START Given information

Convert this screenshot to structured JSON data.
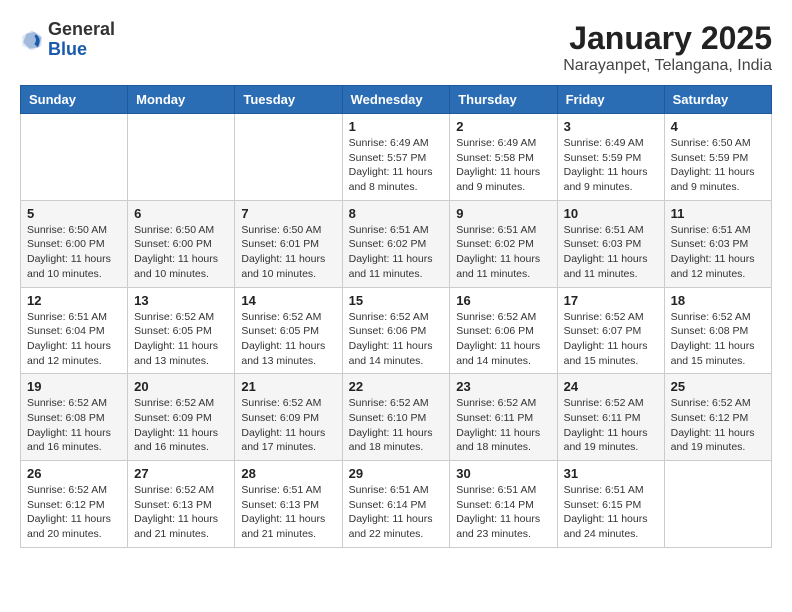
{
  "logo": {
    "general": "General",
    "blue": "Blue"
  },
  "header": {
    "month": "January 2025",
    "location": "Narayanpet, Telangana, India"
  },
  "weekdays": [
    "Sunday",
    "Monday",
    "Tuesday",
    "Wednesday",
    "Thursday",
    "Friday",
    "Saturday"
  ],
  "weeks": [
    [
      {
        "day": "",
        "info": ""
      },
      {
        "day": "",
        "info": ""
      },
      {
        "day": "",
        "info": ""
      },
      {
        "day": "1",
        "info": "Sunrise: 6:49 AM\nSunset: 5:57 PM\nDaylight: 11 hours and 8 minutes."
      },
      {
        "day": "2",
        "info": "Sunrise: 6:49 AM\nSunset: 5:58 PM\nDaylight: 11 hours and 9 minutes."
      },
      {
        "day": "3",
        "info": "Sunrise: 6:49 AM\nSunset: 5:59 PM\nDaylight: 11 hours and 9 minutes."
      },
      {
        "day": "4",
        "info": "Sunrise: 6:50 AM\nSunset: 5:59 PM\nDaylight: 11 hours and 9 minutes."
      }
    ],
    [
      {
        "day": "5",
        "info": "Sunrise: 6:50 AM\nSunset: 6:00 PM\nDaylight: 11 hours and 10 minutes."
      },
      {
        "day": "6",
        "info": "Sunrise: 6:50 AM\nSunset: 6:00 PM\nDaylight: 11 hours and 10 minutes."
      },
      {
        "day": "7",
        "info": "Sunrise: 6:50 AM\nSunset: 6:01 PM\nDaylight: 11 hours and 10 minutes."
      },
      {
        "day": "8",
        "info": "Sunrise: 6:51 AM\nSunset: 6:02 PM\nDaylight: 11 hours and 11 minutes."
      },
      {
        "day": "9",
        "info": "Sunrise: 6:51 AM\nSunset: 6:02 PM\nDaylight: 11 hours and 11 minutes."
      },
      {
        "day": "10",
        "info": "Sunrise: 6:51 AM\nSunset: 6:03 PM\nDaylight: 11 hours and 11 minutes."
      },
      {
        "day": "11",
        "info": "Sunrise: 6:51 AM\nSunset: 6:03 PM\nDaylight: 11 hours and 12 minutes."
      }
    ],
    [
      {
        "day": "12",
        "info": "Sunrise: 6:51 AM\nSunset: 6:04 PM\nDaylight: 11 hours and 12 minutes."
      },
      {
        "day": "13",
        "info": "Sunrise: 6:52 AM\nSunset: 6:05 PM\nDaylight: 11 hours and 13 minutes."
      },
      {
        "day": "14",
        "info": "Sunrise: 6:52 AM\nSunset: 6:05 PM\nDaylight: 11 hours and 13 minutes."
      },
      {
        "day": "15",
        "info": "Sunrise: 6:52 AM\nSunset: 6:06 PM\nDaylight: 11 hours and 14 minutes."
      },
      {
        "day": "16",
        "info": "Sunrise: 6:52 AM\nSunset: 6:06 PM\nDaylight: 11 hours and 14 minutes."
      },
      {
        "day": "17",
        "info": "Sunrise: 6:52 AM\nSunset: 6:07 PM\nDaylight: 11 hours and 15 minutes."
      },
      {
        "day": "18",
        "info": "Sunrise: 6:52 AM\nSunset: 6:08 PM\nDaylight: 11 hours and 15 minutes."
      }
    ],
    [
      {
        "day": "19",
        "info": "Sunrise: 6:52 AM\nSunset: 6:08 PM\nDaylight: 11 hours and 16 minutes."
      },
      {
        "day": "20",
        "info": "Sunrise: 6:52 AM\nSunset: 6:09 PM\nDaylight: 11 hours and 16 minutes."
      },
      {
        "day": "21",
        "info": "Sunrise: 6:52 AM\nSunset: 6:09 PM\nDaylight: 11 hours and 17 minutes."
      },
      {
        "day": "22",
        "info": "Sunrise: 6:52 AM\nSunset: 6:10 PM\nDaylight: 11 hours and 18 minutes."
      },
      {
        "day": "23",
        "info": "Sunrise: 6:52 AM\nSunset: 6:11 PM\nDaylight: 11 hours and 18 minutes."
      },
      {
        "day": "24",
        "info": "Sunrise: 6:52 AM\nSunset: 6:11 PM\nDaylight: 11 hours and 19 minutes."
      },
      {
        "day": "25",
        "info": "Sunrise: 6:52 AM\nSunset: 6:12 PM\nDaylight: 11 hours and 19 minutes."
      }
    ],
    [
      {
        "day": "26",
        "info": "Sunrise: 6:52 AM\nSunset: 6:12 PM\nDaylight: 11 hours and 20 minutes."
      },
      {
        "day": "27",
        "info": "Sunrise: 6:52 AM\nSunset: 6:13 PM\nDaylight: 11 hours and 21 minutes."
      },
      {
        "day": "28",
        "info": "Sunrise: 6:51 AM\nSunset: 6:13 PM\nDaylight: 11 hours and 21 minutes."
      },
      {
        "day": "29",
        "info": "Sunrise: 6:51 AM\nSunset: 6:14 PM\nDaylight: 11 hours and 22 minutes."
      },
      {
        "day": "30",
        "info": "Sunrise: 6:51 AM\nSunset: 6:14 PM\nDaylight: 11 hours and 23 minutes."
      },
      {
        "day": "31",
        "info": "Sunrise: 6:51 AM\nSunset: 6:15 PM\nDaylight: 11 hours and 24 minutes."
      },
      {
        "day": "",
        "info": ""
      }
    ]
  ]
}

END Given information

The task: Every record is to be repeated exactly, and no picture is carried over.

Answer space:
Convert this screenshot to structured JSON data.
{
  "logo": {
    "general": "General",
    "blue": "Blue"
  },
  "header": {
    "month": "January 2025",
    "location": "Narayanpet, Telangana, India"
  },
  "weekdays": [
    "Sunday",
    "Monday",
    "Tuesday",
    "Wednesday",
    "Thursday",
    "Friday",
    "Saturday"
  ],
  "weeks": [
    [
      {
        "day": "",
        "info": ""
      },
      {
        "day": "",
        "info": ""
      },
      {
        "day": "",
        "info": ""
      },
      {
        "day": "1",
        "info": "Sunrise: 6:49 AM\nSunset: 5:57 PM\nDaylight: 11 hours and 8 minutes."
      },
      {
        "day": "2",
        "info": "Sunrise: 6:49 AM\nSunset: 5:58 PM\nDaylight: 11 hours and 9 minutes."
      },
      {
        "day": "3",
        "info": "Sunrise: 6:49 AM\nSunset: 5:59 PM\nDaylight: 11 hours and 9 minutes."
      },
      {
        "day": "4",
        "info": "Sunrise: 6:50 AM\nSunset: 5:59 PM\nDaylight: 11 hours and 9 minutes."
      }
    ],
    [
      {
        "day": "5",
        "info": "Sunrise: 6:50 AM\nSunset: 6:00 PM\nDaylight: 11 hours and 10 minutes."
      },
      {
        "day": "6",
        "info": "Sunrise: 6:50 AM\nSunset: 6:00 PM\nDaylight: 11 hours and 10 minutes."
      },
      {
        "day": "7",
        "info": "Sunrise: 6:50 AM\nSunset: 6:01 PM\nDaylight: 11 hours and 10 minutes."
      },
      {
        "day": "8",
        "info": "Sunrise: 6:51 AM\nSunset: 6:02 PM\nDaylight: 11 hours and 11 minutes."
      },
      {
        "day": "9",
        "info": "Sunrise: 6:51 AM\nSunset: 6:02 PM\nDaylight: 11 hours and 11 minutes."
      },
      {
        "day": "10",
        "info": "Sunrise: 6:51 AM\nSunset: 6:03 PM\nDaylight: 11 hours and 11 minutes."
      },
      {
        "day": "11",
        "info": "Sunrise: 6:51 AM\nSunset: 6:03 PM\nDaylight: 11 hours and 12 minutes."
      }
    ],
    [
      {
        "day": "12",
        "info": "Sunrise: 6:51 AM\nSunset: 6:04 PM\nDaylight: 11 hours and 12 minutes."
      },
      {
        "day": "13",
        "info": "Sunrise: 6:52 AM\nSunset: 6:05 PM\nDaylight: 11 hours and 13 minutes."
      },
      {
        "day": "14",
        "info": "Sunrise: 6:52 AM\nSunset: 6:05 PM\nDaylight: 11 hours and 13 minutes."
      },
      {
        "day": "15",
        "info": "Sunrise: 6:52 AM\nSunset: 6:06 PM\nDaylight: 11 hours and 14 minutes."
      },
      {
        "day": "16",
        "info": "Sunrise: 6:52 AM\nSunset: 6:06 PM\nDaylight: 11 hours and 14 minutes."
      },
      {
        "day": "17",
        "info": "Sunrise: 6:52 AM\nSunset: 6:07 PM\nDaylight: 11 hours and 15 minutes."
      },
      {
        "day": "18",
        "info": "Sunrise: 6:52 AM\nSunset: 6:08 PM\nDaylight: 11 hours and 15 minutes."
      }
    ],
    [
      {
        "day": "19",
        "info": "Sunrise: 6:52 AM\nSunset: 6:08 PM\nDaylight: 11 hours and 16 minutes."
      },
      {
        "day": "20",
        "info": "Sunrise: 6:52 AM\nSunset: 6:09 PM\nDaylight: 11 hours and 16 minutes."
      },
      {
        "day": "21",
        "info": "Sunrise: 6:52 AM\nSunset: 6:09 PM\nDaylight: 11 hours and 17 minutes."
      },
      {
        "day": "22",
        "info": "Sunrise: 6:52 AM\nSunset: 6:10 PM\nDaylight: 11 hours and 18 minutes."
      },
      {
        "day": "23",
        "info": "Sunrise: 6:52 AM\nSunset: 6:11 PM\nDaylight: 11 hours and 18 minutes."
      },
      {
        "day": "24",
        "info": "Sunrise: 6:52 AM\nSunset: 6:11 PM\nDaylight: 11 hours and 19 minutes."
      },
      {
        "day": "25",
        "info": "Sunrise: 6:52 AM\nSunset: 6:12 PM\nDaylight: 11 hours and 19 minutes."
      }
    ],
    [
      {
        "day": "26",
        "info": "Sunrise: 6:52 AM\nSunset: 6:12 PM\nDaylight: 11 hours and 20 minutes."
      },
      {
        "day": "27",
        "info": "Sunrise: 6:52 AM\nSunset: 6:13 PM\nDaylight: 11 hours and 21 minutes."
      },
      {
        "day": "28",
        "info": "Sunrise: 6:51 AM\nSunset: 6:13 PM\nDaylight: 11 hours and 21 minutes."
      },
      {
        "day": "29",
        "info": "Sunrise: 6:51 AM\nSunset: 6:14 PM\nDaylight: 11 hours and 22 minutes."
      },
      {
        "day": "30",
        "info": "Sunrise: 6:51 AM\nSunset: 6:14 PM\nDaylight: 11 hours and 23 minutes."
      },
      {
        "day": "31",
        "info": "Sunrise: 6:51 AM\nSunset: 6:15 PM\nDaylight: 11 hours and 24 minutes."
      },
      {
        "day": "",
        "info": ""
      }
    ]
  ]
}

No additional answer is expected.